• [ASSIGNED TASK]:
Go through the data and copy every line in which "JSON" appears.

(Page and application data records)
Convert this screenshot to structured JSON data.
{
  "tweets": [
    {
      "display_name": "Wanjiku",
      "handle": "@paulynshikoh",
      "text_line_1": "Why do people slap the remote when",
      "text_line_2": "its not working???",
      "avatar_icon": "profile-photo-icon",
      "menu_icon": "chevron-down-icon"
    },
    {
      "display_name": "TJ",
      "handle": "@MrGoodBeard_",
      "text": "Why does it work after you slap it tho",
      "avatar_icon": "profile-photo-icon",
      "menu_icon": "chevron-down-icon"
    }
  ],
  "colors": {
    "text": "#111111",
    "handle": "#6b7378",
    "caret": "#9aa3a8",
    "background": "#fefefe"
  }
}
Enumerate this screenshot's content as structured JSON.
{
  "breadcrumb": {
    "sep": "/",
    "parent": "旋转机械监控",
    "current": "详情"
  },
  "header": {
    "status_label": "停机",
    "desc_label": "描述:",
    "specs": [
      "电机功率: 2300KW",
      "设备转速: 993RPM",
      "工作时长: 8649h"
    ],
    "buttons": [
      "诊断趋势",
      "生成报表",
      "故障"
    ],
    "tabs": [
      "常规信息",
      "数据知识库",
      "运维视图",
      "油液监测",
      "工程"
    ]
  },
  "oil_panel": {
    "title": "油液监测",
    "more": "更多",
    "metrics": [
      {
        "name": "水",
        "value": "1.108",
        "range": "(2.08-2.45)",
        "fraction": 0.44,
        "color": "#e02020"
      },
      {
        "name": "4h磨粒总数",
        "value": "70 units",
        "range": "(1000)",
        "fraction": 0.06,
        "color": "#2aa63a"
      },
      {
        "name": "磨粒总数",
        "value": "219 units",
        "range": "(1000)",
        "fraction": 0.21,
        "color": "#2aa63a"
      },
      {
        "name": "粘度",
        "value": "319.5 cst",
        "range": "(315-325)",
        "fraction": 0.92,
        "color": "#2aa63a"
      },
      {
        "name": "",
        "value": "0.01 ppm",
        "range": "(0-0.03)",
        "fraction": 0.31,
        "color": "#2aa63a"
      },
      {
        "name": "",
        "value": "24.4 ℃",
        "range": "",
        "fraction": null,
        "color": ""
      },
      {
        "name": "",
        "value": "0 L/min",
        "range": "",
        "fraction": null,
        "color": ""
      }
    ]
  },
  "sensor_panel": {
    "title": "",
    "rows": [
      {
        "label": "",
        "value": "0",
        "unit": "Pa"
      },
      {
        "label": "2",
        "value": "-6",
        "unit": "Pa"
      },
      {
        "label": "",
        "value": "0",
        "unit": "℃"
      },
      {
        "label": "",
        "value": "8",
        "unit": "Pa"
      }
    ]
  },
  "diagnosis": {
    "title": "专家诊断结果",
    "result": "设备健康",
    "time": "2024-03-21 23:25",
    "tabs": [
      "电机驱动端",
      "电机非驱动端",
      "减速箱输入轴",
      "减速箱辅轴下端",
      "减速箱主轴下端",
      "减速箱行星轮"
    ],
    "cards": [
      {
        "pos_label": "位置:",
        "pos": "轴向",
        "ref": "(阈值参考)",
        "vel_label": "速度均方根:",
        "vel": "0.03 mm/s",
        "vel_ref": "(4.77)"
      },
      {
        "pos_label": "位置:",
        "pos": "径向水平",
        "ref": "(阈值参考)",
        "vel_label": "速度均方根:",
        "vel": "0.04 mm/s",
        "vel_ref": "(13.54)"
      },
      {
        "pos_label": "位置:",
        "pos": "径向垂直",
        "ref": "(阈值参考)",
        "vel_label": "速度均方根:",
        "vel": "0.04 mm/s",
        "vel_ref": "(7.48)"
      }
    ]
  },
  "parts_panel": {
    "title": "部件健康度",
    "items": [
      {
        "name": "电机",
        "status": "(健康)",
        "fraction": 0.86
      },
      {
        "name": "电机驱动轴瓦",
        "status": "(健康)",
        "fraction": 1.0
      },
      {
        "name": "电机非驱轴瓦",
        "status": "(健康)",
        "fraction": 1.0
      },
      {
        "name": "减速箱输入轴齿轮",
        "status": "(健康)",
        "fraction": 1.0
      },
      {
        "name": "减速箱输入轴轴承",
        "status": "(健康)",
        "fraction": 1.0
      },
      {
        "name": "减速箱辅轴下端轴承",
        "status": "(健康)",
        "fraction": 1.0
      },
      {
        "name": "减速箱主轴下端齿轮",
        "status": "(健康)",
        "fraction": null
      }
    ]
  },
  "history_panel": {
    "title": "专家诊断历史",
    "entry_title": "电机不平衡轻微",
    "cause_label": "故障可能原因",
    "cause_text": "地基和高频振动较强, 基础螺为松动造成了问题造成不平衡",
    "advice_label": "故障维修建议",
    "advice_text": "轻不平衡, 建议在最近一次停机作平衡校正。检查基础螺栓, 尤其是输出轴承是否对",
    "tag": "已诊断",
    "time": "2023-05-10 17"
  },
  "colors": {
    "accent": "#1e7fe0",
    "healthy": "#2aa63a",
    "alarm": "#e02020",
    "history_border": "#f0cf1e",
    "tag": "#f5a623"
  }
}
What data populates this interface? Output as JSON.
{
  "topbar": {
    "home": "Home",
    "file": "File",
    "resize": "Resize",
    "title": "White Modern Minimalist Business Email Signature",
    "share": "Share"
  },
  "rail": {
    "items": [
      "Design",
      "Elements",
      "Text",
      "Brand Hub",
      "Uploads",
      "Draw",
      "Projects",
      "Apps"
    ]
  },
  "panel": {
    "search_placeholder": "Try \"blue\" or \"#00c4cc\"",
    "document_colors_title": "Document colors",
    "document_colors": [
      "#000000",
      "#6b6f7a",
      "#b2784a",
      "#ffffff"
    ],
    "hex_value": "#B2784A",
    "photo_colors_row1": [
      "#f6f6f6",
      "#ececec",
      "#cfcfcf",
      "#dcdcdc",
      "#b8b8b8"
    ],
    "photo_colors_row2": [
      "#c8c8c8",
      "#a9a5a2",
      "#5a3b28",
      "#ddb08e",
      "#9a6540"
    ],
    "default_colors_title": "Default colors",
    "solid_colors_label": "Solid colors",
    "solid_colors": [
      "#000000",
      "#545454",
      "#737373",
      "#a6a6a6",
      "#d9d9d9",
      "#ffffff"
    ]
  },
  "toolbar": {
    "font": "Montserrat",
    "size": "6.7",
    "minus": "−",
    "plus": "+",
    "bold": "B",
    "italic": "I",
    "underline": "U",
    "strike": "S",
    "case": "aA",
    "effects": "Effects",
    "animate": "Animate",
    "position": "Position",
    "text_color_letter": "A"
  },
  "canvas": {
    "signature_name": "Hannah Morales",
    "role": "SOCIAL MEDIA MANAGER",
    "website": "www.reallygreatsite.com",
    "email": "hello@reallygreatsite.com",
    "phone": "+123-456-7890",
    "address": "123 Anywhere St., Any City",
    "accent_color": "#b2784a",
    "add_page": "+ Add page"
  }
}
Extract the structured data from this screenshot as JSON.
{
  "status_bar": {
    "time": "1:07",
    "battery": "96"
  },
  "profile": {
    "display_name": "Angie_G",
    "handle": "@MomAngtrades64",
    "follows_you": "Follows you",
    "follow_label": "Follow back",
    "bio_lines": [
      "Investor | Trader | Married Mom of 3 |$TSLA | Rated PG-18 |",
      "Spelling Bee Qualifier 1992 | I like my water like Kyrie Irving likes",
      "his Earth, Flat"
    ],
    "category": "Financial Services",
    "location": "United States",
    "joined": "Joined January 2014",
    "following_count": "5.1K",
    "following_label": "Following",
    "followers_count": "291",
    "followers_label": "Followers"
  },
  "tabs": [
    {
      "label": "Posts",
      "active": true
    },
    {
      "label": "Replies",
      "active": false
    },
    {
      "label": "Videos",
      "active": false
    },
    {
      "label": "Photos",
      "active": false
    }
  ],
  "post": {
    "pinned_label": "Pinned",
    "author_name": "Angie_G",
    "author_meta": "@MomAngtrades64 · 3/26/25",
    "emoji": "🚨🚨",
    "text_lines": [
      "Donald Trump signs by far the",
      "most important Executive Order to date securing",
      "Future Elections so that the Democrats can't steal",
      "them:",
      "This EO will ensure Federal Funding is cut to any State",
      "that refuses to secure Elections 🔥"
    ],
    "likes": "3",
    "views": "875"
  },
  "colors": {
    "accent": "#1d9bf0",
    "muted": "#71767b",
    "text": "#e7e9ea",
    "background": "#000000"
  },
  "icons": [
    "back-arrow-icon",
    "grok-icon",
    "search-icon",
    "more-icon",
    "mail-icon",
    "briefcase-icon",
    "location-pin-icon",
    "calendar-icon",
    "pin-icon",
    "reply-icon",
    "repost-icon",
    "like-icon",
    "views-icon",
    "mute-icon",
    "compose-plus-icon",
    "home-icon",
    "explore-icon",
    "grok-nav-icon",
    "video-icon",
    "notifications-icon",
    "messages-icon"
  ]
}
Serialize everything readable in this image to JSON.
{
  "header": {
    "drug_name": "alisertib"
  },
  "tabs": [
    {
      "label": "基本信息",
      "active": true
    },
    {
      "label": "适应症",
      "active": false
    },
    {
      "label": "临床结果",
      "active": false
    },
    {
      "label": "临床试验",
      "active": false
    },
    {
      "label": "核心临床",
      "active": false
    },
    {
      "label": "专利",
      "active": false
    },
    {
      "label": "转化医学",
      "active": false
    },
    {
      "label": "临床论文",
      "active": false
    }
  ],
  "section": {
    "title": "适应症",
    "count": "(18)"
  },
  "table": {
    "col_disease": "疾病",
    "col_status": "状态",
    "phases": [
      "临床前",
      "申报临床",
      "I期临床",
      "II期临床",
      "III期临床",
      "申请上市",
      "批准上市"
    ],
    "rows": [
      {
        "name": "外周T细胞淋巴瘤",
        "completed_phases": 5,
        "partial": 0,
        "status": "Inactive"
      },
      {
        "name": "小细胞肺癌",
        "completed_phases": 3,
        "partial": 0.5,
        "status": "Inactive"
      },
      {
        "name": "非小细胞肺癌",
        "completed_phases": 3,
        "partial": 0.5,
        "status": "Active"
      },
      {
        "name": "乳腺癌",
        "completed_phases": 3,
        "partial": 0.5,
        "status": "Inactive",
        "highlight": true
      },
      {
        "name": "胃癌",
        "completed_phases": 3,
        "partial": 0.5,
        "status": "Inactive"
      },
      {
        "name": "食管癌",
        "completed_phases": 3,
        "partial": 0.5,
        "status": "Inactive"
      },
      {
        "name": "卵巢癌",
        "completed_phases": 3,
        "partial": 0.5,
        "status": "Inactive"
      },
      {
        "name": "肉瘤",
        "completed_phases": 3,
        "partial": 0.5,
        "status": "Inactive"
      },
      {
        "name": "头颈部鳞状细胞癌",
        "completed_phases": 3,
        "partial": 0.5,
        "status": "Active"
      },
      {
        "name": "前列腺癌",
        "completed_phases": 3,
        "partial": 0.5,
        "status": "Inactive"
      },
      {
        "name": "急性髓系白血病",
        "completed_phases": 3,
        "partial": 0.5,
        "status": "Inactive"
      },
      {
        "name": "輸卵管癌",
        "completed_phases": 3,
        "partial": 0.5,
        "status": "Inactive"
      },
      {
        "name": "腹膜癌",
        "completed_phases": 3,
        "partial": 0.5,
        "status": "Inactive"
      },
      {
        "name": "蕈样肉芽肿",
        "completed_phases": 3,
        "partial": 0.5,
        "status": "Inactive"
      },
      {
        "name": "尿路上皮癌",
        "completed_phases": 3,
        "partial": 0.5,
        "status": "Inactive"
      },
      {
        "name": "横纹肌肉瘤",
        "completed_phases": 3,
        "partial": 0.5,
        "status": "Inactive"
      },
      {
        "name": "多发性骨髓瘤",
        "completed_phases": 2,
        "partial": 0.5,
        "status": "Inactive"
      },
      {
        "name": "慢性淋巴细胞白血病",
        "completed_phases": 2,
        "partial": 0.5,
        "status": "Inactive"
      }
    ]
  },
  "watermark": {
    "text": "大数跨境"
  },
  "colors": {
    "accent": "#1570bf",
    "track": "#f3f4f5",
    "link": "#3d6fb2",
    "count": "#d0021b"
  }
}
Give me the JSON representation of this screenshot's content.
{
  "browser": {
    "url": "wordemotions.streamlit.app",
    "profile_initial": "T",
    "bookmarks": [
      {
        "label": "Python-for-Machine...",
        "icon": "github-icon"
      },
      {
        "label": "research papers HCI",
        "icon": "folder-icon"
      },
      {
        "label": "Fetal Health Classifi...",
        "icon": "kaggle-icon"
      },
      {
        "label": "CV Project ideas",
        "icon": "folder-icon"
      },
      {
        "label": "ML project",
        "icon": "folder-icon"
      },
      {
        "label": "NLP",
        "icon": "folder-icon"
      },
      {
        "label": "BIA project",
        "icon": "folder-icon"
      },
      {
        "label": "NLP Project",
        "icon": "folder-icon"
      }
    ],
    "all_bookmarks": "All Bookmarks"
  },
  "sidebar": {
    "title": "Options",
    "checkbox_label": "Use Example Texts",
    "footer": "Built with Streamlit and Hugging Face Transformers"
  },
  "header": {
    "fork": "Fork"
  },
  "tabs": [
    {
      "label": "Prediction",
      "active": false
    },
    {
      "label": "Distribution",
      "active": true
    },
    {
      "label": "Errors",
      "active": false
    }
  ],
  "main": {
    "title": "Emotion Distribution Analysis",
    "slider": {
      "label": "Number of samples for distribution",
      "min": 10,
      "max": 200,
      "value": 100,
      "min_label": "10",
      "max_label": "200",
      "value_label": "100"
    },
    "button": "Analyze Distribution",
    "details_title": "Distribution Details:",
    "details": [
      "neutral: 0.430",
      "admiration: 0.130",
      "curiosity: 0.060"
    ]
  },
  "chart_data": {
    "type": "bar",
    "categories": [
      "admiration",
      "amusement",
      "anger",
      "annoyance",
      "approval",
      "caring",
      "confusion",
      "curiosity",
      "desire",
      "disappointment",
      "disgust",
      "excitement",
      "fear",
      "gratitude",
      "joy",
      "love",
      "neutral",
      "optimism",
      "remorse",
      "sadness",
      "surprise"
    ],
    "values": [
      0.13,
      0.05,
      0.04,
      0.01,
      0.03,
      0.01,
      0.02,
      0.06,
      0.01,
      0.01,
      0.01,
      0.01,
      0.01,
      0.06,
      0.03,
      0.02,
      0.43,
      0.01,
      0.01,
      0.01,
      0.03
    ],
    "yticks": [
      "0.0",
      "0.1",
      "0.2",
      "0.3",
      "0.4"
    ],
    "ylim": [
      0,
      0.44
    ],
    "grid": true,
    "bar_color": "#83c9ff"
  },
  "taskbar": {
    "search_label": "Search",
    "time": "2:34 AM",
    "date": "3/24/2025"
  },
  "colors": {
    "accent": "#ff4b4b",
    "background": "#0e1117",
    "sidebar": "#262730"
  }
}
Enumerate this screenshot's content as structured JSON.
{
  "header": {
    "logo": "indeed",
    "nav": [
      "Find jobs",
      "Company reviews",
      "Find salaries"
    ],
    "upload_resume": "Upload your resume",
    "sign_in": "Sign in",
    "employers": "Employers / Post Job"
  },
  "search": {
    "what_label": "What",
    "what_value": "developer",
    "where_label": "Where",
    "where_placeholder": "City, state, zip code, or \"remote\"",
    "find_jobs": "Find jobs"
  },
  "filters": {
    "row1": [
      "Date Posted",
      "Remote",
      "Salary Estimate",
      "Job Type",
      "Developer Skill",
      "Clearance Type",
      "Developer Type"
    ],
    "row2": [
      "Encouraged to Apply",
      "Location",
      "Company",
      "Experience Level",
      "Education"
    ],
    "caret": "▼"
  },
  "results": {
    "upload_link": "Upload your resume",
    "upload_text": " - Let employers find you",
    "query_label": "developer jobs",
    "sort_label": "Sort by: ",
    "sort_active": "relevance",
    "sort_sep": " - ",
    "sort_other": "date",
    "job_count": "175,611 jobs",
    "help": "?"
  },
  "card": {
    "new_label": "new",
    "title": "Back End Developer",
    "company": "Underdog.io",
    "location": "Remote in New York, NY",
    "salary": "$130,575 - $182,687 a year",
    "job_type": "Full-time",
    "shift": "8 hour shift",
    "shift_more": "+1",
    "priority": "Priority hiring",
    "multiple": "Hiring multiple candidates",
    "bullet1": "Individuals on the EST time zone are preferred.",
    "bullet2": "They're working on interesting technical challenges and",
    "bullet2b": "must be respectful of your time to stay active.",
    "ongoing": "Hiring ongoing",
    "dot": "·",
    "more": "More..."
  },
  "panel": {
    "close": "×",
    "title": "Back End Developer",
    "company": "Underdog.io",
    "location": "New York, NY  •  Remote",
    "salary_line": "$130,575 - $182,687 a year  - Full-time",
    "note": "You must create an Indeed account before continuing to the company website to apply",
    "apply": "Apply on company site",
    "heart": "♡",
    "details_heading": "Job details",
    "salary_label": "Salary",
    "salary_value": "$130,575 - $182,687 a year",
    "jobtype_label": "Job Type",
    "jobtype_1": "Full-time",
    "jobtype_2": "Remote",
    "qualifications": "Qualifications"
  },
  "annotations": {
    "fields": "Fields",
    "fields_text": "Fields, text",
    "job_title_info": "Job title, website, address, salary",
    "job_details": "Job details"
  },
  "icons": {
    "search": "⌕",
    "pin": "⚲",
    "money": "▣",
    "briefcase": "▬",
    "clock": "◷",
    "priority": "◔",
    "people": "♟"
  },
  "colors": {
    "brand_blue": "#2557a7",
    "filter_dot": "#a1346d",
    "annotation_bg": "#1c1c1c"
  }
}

• [ANSWER TO THIS PROBLEM]:
Convert this screenshot to structured JSON data.
Enumerate this screenshot's content as structured JSON.
What data populates this interface? Output as JSON.
Extract the structured data from this screenshot as JSON.
Serialize everything readable in this image to JSON.
Give me the JSON representation of this screenshot's content.
Enumerate this screenshot's content as structured JSON.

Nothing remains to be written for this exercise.